▶ WHAT NEEDS TO BE DONE
Word for word, print every entry below.
—————
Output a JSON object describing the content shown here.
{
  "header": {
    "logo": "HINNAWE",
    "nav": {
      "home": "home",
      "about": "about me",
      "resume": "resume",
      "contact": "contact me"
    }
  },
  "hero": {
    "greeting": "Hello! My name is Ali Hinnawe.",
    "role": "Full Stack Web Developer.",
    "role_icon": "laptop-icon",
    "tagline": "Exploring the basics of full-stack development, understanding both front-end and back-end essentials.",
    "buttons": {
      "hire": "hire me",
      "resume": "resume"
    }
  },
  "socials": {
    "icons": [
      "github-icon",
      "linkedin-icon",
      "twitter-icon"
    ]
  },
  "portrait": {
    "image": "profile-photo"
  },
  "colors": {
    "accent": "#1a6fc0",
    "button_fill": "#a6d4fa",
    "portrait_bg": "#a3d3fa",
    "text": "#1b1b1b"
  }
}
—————
▶ RESPONSE TO THE EXERCISE
Output a JSON object describing the content shown here.
{
  "header": {
    "logo": "HINNAWE",
    "nav": {
      "home": "home",
      "about": "about me",
      "resume": "resume",
      "contact": "contact me"
    }
  },
  "hero": {
    "greeting": "Hello! My name is Ali Hinnawe.",
    "role": "Full Stack Web Developer.",
    "role_icon": "laptop-icon",
    "tagline": "Exploring the basics of full-stack development, understanding both front-end and back-end essentials.",
    "buttons": {
      "hire": "hire me",
      "resume": "resume"
    }
  },
  "socials": {
    "icons": [
      "github-icon",
      "linkedin-icon",
      "twitter-icon"
    ]
  },
  "portrait": {
    "image": "profile-photo"
  },
  "colors": {
    "accent": "#1a6fc0",
    "button_fill": "#a6d4fa",
    "portrait_bg": "#a3d3fa",
    "text": "#1b1b1b"
  }
}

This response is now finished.